Here is a brief overview of what the children have been working on (at least what I've been able to photograph):
Everyone has been working with the puzzle map of North America. It is a fun, large puzzle and they are starting to grasp rudimentary geography.
Beginning in January, my youngest daughter Jane joined our class...it has been an expected challenge (she is not quite 17 months old) but she is adapting. Gene really helps out, and gives her attention when I cannot. We keep some of her things in the schoolroom where she can reach them.
Lucy using one of the dressing frames- small(ish) buttons.

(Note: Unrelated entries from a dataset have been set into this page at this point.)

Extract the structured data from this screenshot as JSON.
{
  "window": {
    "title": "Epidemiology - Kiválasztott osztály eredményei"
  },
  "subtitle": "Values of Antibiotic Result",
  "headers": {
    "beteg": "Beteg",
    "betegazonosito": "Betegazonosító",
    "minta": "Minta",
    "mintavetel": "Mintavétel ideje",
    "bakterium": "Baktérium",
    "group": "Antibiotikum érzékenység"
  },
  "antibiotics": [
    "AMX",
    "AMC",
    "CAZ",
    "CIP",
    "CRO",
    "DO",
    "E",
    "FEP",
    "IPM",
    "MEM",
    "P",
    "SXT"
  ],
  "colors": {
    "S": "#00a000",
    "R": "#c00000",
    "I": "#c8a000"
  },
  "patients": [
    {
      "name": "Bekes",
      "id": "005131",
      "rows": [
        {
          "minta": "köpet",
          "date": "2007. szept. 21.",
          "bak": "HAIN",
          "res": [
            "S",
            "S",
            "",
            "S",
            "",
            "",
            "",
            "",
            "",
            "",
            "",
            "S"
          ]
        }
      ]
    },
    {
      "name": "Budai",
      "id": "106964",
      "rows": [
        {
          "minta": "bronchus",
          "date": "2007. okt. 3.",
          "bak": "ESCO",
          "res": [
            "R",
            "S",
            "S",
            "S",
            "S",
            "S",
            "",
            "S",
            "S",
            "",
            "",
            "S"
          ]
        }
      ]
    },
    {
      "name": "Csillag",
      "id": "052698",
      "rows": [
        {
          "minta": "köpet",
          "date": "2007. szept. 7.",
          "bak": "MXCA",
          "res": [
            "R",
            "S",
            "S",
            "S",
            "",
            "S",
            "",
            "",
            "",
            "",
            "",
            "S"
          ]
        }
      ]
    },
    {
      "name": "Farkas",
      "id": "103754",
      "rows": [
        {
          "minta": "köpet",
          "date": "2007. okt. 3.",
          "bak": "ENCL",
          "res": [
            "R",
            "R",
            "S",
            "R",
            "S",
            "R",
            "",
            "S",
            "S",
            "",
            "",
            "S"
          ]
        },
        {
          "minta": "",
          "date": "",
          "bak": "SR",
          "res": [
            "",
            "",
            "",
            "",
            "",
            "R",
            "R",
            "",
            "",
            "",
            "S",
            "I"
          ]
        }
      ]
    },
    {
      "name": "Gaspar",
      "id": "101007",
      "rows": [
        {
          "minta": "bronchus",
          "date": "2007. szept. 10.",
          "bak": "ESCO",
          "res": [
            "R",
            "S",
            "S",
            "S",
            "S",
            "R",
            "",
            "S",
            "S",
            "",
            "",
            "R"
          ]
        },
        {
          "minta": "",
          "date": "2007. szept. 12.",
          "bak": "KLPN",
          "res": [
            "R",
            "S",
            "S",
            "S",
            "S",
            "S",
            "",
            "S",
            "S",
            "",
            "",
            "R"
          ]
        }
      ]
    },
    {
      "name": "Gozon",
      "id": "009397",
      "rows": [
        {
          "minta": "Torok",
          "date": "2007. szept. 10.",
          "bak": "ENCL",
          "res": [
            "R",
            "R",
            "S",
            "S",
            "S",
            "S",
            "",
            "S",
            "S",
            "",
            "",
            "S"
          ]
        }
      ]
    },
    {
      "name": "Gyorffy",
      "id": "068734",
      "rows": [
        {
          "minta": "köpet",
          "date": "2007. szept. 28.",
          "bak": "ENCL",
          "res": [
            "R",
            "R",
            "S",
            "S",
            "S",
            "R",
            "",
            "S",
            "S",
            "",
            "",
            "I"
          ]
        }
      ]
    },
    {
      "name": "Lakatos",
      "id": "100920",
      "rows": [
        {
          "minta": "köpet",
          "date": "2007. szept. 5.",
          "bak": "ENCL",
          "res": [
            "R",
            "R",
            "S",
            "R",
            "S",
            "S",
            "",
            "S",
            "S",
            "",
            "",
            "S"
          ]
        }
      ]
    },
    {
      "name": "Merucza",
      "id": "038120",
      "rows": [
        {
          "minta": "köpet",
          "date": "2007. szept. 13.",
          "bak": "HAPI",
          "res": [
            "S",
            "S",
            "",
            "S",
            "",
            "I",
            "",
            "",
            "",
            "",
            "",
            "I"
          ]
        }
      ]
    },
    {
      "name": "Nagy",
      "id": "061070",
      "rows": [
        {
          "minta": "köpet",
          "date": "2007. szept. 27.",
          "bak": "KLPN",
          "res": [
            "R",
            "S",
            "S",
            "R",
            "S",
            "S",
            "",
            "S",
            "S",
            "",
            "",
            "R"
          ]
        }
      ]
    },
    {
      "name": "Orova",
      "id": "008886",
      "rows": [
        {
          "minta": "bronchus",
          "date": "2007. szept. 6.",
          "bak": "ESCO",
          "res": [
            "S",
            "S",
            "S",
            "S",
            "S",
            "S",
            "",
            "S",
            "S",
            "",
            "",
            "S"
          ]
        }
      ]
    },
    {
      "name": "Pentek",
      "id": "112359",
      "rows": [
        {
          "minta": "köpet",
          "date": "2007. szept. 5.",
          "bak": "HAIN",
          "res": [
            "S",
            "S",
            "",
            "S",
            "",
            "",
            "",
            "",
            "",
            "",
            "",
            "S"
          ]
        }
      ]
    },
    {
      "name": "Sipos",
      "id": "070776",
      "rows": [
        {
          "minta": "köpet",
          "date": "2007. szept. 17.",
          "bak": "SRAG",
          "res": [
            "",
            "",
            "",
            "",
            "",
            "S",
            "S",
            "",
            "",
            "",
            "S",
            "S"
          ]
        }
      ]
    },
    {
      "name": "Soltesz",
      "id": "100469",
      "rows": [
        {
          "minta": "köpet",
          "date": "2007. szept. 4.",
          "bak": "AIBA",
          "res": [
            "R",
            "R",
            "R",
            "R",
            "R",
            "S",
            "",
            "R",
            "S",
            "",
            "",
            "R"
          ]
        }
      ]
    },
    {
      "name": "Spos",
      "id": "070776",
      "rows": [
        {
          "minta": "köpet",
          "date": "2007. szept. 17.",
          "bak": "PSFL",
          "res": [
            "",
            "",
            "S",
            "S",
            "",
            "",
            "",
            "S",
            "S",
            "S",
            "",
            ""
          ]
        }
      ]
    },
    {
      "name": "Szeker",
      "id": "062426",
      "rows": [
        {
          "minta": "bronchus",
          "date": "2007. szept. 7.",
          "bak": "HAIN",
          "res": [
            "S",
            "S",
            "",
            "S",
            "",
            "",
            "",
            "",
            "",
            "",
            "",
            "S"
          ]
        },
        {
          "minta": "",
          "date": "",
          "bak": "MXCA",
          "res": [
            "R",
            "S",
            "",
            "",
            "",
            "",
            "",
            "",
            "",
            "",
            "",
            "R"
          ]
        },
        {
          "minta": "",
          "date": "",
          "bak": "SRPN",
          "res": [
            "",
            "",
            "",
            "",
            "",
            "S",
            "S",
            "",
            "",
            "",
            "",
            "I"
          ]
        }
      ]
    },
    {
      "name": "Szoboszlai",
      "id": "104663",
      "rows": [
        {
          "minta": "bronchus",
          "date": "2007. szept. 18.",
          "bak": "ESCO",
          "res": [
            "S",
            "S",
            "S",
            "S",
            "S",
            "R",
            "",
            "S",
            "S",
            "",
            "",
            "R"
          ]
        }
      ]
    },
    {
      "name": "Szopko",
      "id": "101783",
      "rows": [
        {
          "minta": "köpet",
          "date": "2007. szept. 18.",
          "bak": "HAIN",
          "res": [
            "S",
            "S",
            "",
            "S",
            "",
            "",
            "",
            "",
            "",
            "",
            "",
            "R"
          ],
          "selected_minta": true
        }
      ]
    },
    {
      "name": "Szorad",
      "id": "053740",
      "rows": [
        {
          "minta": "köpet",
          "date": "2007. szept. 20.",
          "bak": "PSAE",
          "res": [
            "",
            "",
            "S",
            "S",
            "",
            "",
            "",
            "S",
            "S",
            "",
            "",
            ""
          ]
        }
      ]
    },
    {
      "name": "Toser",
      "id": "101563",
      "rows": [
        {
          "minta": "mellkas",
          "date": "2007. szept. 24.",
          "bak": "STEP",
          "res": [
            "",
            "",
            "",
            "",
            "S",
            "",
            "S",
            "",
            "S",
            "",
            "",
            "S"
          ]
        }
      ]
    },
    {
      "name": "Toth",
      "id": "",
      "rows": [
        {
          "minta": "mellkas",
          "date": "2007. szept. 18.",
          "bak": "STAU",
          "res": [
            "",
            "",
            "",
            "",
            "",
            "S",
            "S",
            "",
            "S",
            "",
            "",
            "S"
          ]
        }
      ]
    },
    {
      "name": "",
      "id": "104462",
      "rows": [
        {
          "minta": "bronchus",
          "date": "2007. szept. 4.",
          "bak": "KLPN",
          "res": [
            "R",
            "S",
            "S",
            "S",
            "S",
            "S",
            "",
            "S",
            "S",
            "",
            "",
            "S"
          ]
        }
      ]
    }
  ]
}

Lucy using one of the geometric drawers- this drawer is a conglomeration of shapes that don't fit any other category. The other drawers have circles, triangles, rectangles, polygons, etc. Children can use them as puzzles, finding where the shapes go back in, and also match them up to cards. In the process, it is easy for them to learn the names of all the shapes.
Norah was the first to build a maze with the red rods (originally used to learn length- short, long, shorter, longer, etc.) But this is a fun extension, and the other children begged to walk in it as well.
Here's an example of our snack table. The children love snack! They usually check to see what snack is as soon as I lay it out (around 9 am!) and some of them choose to eat pretty early. These pictures show our "cutting a banana" snack. I started laying this out about a month ago (before Christmas) and they love to use the little knife and cutting board. The bananas have a small slit in the peel so the children can peel it without help. Then they can eat it whole if they want, but they all choose to cut it in slices with the knife, put the slices on their plate, and then eat from there.
There is always a control card laid out with snack. It has the name of the food written on top, and then a picture. The point is for the person having snack to lay out the food on the card, and then put it on their plate. This helps especially to control quantities, so one child won't eat all the snack. Though it still happens sometimes...
There is always a glass of water and a plate for each child. They eat snack, wipe their hands and face if needed on a wet cloth I leave out, and then dry them on a dry cloth, or the kitchen towel. They bring their used dishes to the "dirty dish bin" left on the floor of the kitchen. They wipe their place, and leave it ready for the next child. Only one child at a time can eat snack, but their is often someone else waiting to race into the kitchen as soon as the snack table is vacated.